The Darwinius hype is beginning to burn

Oh, man. I’m willing to keep saying that Darwinius masillae was an important discovery, but the PR machine is making it hard to do so without cringing. Carl Zimmer has the History Channel ad for their program on it.

Oh. My. Dog. “The most important find in 47 million years”? “A global event: this changes everything”? This is not helping. It is inflating a good discovery beyond all reason, and when the public hears the creationists declare that it’s one fossil of a monkey-like creature, and they’re right, it’s going to damage the credibility of science.

Seed Media has a bit of a scoop: they’ve got an interview with a PLoS One editor, a History Channel executive, and Jørn Hurum, the scientist behind all the promotion. It’s appalling. They’re bragging about how a “production company got in on the ground floor”. Shall we anticipate the brave new world when paleontologists have to beg for McDonald’s happy meal tie-ins to get funding?

And I’m sorry, but Hurum comes off as a complete ass.

But in order for the story and the film to pack the most punch–and to reach the public–Hurum and the production company knew they had to keep it secret. Hurum seemed particularly preoccupied with the way the blogosphere is able to dissipate a story, mentioning an Arctic excavation he worked on several years ago that was picked-up by a blog in Japan within three hours of posting his pictures on the internet. “I’ve seen Chinese specimens of dinosaurs and so on destroyed like this with lots of bad early descriptions [from] blogging,” he says. Hurum wanted to subvert the system and take his story straight to the masses in a way that would appeal to the average person, especially kids: “If we really want kids to get involved with exciting scientific findings, no matter what kind of field, we really need to start [thinking] about reaching people other than [our] fellow scientists. This paper could have been drowned in other papers and would have been read by 15 people around the world.”
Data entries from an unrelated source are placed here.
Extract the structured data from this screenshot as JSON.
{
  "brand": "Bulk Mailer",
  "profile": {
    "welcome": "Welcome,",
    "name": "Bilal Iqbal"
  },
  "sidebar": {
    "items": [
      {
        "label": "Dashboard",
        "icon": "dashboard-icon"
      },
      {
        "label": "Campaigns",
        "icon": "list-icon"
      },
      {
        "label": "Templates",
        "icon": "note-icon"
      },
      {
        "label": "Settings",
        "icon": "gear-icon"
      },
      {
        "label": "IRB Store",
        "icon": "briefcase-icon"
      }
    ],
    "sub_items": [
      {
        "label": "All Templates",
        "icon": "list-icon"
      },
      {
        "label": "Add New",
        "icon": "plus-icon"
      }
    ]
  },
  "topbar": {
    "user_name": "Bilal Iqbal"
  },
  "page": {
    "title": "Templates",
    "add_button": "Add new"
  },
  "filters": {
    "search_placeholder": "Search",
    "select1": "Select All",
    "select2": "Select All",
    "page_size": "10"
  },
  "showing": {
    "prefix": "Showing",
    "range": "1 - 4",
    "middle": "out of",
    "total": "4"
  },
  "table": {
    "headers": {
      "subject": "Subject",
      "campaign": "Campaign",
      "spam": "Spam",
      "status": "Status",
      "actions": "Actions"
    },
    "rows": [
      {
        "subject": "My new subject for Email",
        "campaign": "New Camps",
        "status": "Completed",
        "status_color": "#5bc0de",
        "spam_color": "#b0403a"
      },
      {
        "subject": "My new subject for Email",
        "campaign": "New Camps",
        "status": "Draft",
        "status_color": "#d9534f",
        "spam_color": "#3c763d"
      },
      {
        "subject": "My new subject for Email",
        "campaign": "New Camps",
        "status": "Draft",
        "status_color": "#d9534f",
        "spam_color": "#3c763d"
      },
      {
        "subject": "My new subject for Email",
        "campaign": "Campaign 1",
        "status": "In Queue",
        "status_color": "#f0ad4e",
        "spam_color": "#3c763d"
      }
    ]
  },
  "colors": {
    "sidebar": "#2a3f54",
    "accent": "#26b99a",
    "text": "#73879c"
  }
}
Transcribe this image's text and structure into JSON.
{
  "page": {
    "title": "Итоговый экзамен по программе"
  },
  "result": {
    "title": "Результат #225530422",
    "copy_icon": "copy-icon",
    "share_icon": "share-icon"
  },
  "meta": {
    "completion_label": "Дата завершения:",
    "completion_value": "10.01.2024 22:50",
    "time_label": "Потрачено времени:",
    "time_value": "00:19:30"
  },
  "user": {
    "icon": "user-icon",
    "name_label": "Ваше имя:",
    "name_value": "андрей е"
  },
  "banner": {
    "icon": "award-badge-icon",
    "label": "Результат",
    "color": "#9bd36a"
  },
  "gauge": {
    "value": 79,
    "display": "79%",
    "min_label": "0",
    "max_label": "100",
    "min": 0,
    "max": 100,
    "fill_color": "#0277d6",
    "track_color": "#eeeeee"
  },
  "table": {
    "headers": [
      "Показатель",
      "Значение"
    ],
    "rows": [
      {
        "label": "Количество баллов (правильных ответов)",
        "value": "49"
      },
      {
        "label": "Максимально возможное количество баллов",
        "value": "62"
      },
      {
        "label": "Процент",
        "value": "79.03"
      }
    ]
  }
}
That’s revealing. The fossils would not be destroyed by someone blogging about it prematurely; what would be destroyed would be Hurum’s chance to play P.T. Barnum and make himself the center of the show. Apparently, those are the same thing to him. And he thinks it a problem that his paper would be “drowned” in a large volume of papers on the fossil? Jebus. This is what we want in science, lots of open discussion.

And if he thinks a few bloggers chatting prematurely about a find would ruin it for him, he should take a look at the damage this commercial hype and bogus hysteria about the specimen is doing. Misperception is rife, and the exaggeration is diminishing the importance of other finds.

It gets worse. Here’s the trailer for the show.